My canvas grows all around me. After pruning limbs and branches, I let the woods moisture content dry a bit before carving begins. The limbs are stored under a covered area before carving. If they are allowed to dry too long, the bark will begin to peel away from the wood. I like to incorporate the bark as part of the finished design. I carve very organic shapes into each walking stick. I am spontaneous in my carving leaving knots, swirls, ovals and coil designs on the sticks. I also carve down to the core wood, making room for the wood burned drawings that uniquely decorate each walking stick. I specialize in animal, pet and nature drawings. Each stick is carved, sanded and decorated by hand. Coats of polyurethane are sprayed to protect each walking stick. Mainly using animals and nature scenes along with recreational themes, I first sketch the subject on paper, then draw with pencil right on the wood. Then I use a hand-held tool to burn the design into the wood. The wood burning technique gives the walking sticks a very natural look and works well with the elements carved into the wood. The variety of designs I use come from natural themes, like animals, outdoor recreation, sports activities and a multitude of florals, birds, reptiles and insects. It just seems natural to see a lizard or bird perched on a walking stick. Sometimes I design the bottom of the stick with ants marching up the wood. Very fun!
I have just begun taking existing wooden and bamboo cutting boards and drawing animal or pet designs into the boards.
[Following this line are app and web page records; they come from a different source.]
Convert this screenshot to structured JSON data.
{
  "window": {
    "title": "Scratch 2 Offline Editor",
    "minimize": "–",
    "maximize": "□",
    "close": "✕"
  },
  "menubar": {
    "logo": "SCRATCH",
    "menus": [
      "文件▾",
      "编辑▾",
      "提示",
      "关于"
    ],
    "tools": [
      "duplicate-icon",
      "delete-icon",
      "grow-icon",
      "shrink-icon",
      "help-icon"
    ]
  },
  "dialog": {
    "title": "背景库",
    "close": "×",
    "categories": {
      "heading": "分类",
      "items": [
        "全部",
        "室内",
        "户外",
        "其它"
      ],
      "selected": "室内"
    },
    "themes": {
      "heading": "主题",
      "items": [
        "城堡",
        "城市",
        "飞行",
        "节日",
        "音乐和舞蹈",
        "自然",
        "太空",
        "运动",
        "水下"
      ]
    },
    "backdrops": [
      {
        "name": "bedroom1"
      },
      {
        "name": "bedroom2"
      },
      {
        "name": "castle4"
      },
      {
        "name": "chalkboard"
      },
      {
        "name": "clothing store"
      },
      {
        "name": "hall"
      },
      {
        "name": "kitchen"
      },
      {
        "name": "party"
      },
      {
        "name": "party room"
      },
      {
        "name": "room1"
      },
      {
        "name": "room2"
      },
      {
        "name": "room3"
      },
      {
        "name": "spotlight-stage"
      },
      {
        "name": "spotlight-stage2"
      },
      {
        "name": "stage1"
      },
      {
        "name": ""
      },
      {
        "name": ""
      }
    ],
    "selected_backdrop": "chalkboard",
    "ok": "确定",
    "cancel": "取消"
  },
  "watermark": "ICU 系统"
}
Just provide a photo of your pet. The boards can be displayed showing the designs and then flipped over when in use as a cutting board in your kitchen at home. What a nice way to remember your beloved pets or favorite animal and it makes a unique gift for family and friends! Make sure you check out the photos of these newly crafted items on the Image Gallery page. They are decorated using the same wood burning technique as the walking sticks.
Hand Carving a Maple Walking Stick
Wood Burning a Design on the Walking Stick
Drawing an Image on a Wooden Cutting Board
Deep River Walking Sticks l L. B. Koonce l Winston-Salem, N.C. 27104